While Nixon administration intermittently carried on the efforts with NLF, DRV, and RVN in Paris seeking a bilateral withdrawal of militaries of North Vietnam and America, the North were adamant and demanded America to withdraw unilaterally along with a forced termination of Thieu’s regime. As this period of no apparent solutions continued, Secretary of State Kissinger now approached China with stacks of documents which included satellite images and other intelligence reports about the USSR military information. In exchange, the PRC Premier Elai assured Chinese support to bring the Vietnam War to its termination. Along with providing the documents, Nixon administration made it clear to the Chinese that America was no longer interested in modernization of South Vietnam. It just wanted to get out as soon as it could.
Le Duc Tho, a major politician of the North Vietnam, explained the situation to Kissinger that United States can surely carry on its effort to strengthen the military of the South Vietnam and leave as many ‘advisors’. Tho wondered if these puppet troops could actually be able to fight as a versatile army within a feasible time period. Kissinger was missing the point that these steps were only prolonging the war, which the North Vietnamese had been fighting for generations and there was no way for US to counter the natives who were willing to sacrifice everything.
When Zhou Enlai and Le Duc Tho had a meeting to talk about the war, Tho trusted Enlai’s advice without being aware of the secret exchanges between Nixon administration and Enlai. Basically Enlai successfully convinced Tho that he should grant Nixon, Kissinger, and Thieu their wish and recognize the power of Theiu. Enlai effectively argued that this would actually help the North Vietnamese in their cause too. It would be much easier for the North Vietnam to gain victory once American military was out from the south. This Enlai-Tho meeting was critical because Nixon and Kissinger were prepared for that period of ‘decent interval’.
In applying this decent interval strategy, Nixon administration wanted a period significant enough between the US withdrawal and the inevitable fall of South Vietnam to communism that would divert the blame from America’s abandonment to failure of the South Vietnam to defend itself.
In 1973, the United States, South Vietnam, North Vietnam, and the Provisional Revolutionary Government (of NLF) agreed in a meeting in Paris to bring an end to this era of atrocity. It was decided that there will be interim government with equal powers to PRG, GVN, and the DRV, which was practically an invitation for communist takeover of South Vietnam. Nixon announced his retirement after the Watergate scandal in 1973 which further curbed his public rating. Congress approved, for one last time, a fund of $300 million to retrieve the Americans back.

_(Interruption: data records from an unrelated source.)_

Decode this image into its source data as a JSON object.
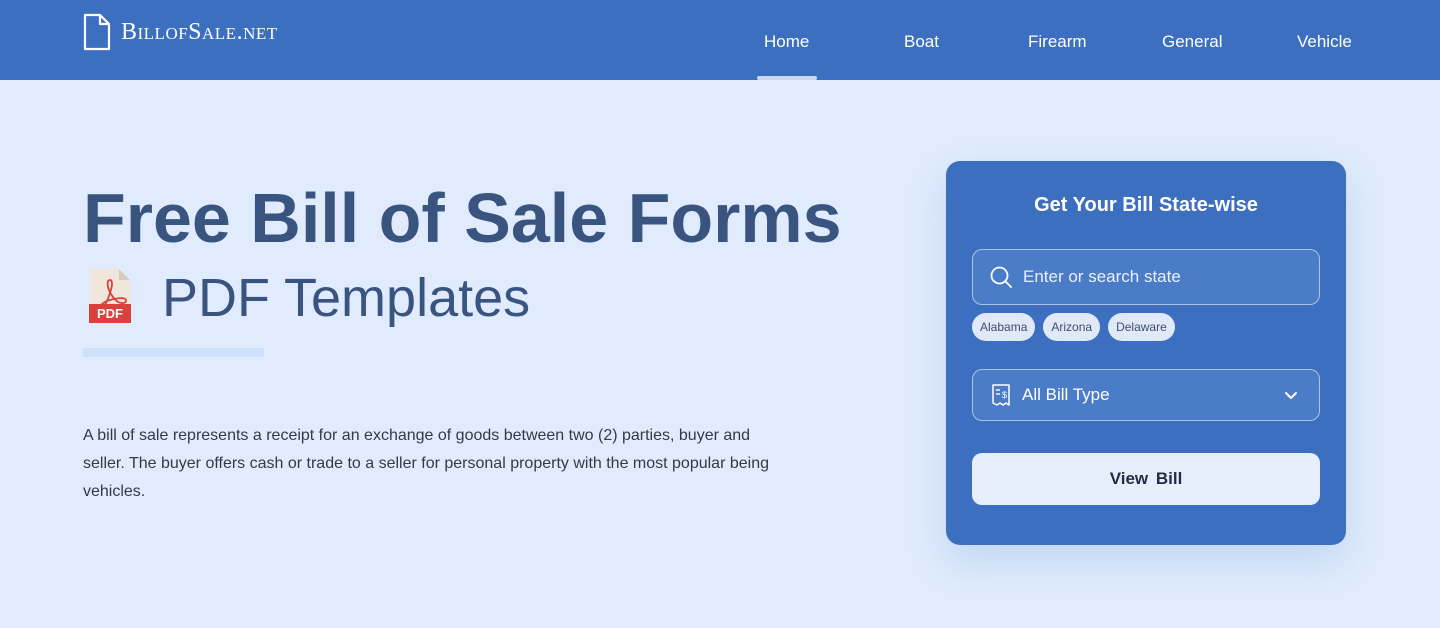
{
  "brand": {
    "name_part1": "Billof",
    "name_part2": "Sale.net",
    "logo_icon": "document-icon"
  },
  "nav": {
    "items": [
      {
        "label": "Home",
        "active": true
      },
      {
        "label": "Boat",
        "active": false
      },
      {
        "label": "Firearm",
        "active": false
      },
      {
        "label": "General",
        "active": false
      },
      {
        "label": "Vehicle",
        "active": false
      }
    ]
  },
  "hero": {
    "title": "Free Bill of Sale Forms",
    "subtitle": "PDF Templates",
    "pdf_badge": "PDF",
    "description": "A bill of sale represents a receipt for an exchange of goods between two (2) parties, buyer and seller. The buyer offers cash or trade to a seller for personal property with the most popular being vehicles."
  },
  "state_card": {
    "title": "Get Your Bill State-wise",
    "search_placeholder": "Enter or search state",
    "chips": [
      "Alabama",
      "Arizona",
      "Delaware"
    ],
    "bill_type_selected": "All Bill Type",
    "view_button": "View  Bill"
  },
  "colors": {
    "header_bg": "#3d6fc0",
    "page_bg": "#e0ecfd",
    "heading": "#3a5480",
    "pdf_red": "#d9413d"
  }
}
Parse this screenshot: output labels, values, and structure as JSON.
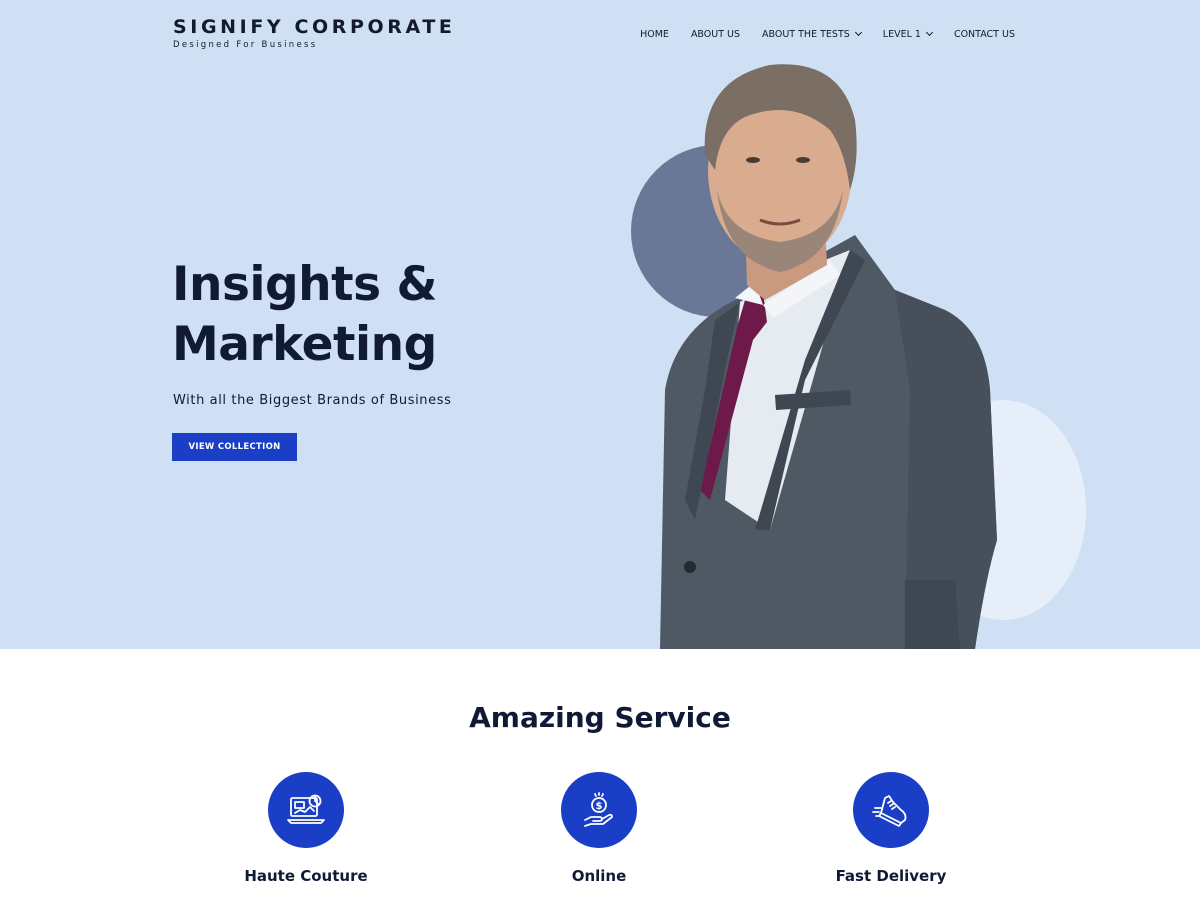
{
  "header": {
    "brand_title": "SIGNIFY CORPORATE",
    "brand_tagline": "Designed For Business"
  },
  "nav": {
    "items": [
      {
        "label": "HOME",
        "dropdown": false
      },
      {
        "label": "ABOUT US",
        "dropdown": false
      },
      {
        "label": "ABOUT THE TESTS",
        "dropdown": true
      },
      {
        "label": "LEVEL 1",
        "dropdown": true
      },
      {
        "label": "CONTACT US",
        "dropdown": false
      }
    ]
  },
  "hero": {
    "headline_line1": "Insights &",
    "headline_line2": "Marketing",
    "subheadline": "With all the Biggest Brands of Business",
    "cta_label": "VIEW COLLECTION",
    "image": "businessman-in-grey-suit-photo"
  },
  "services": {
    "title": "Amazing Service",
    "items": [
      {
        "label": "Haute Couture",
        "icon": "analytics-laptop-icon"
      },
      {
        "label": "Online",
        "icon": "money-hand-icon"
      },
      {
        "label": "Fast Delivery",
        "icon": "running-shoe-icon"
      }
    ]
  },
  "colors": {
    "hero_bg": "#cfe0f5",
    "accent": "#1a3ec6",
    "heading": "#111a35",
    "circle_dark": "#687896",
    "circle_light": "#e6eefa"
  }
}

As Ho Chi Minh exclaimed in 1966, If by ‘final victory’ you mean the departure of the Americans, then we will fight to final victory. Everything depends on the Americans. If they want to make war for twenty years then we shall make war for twenty years. If they want to make peace, we shall make peace and invite them to tea afterwards.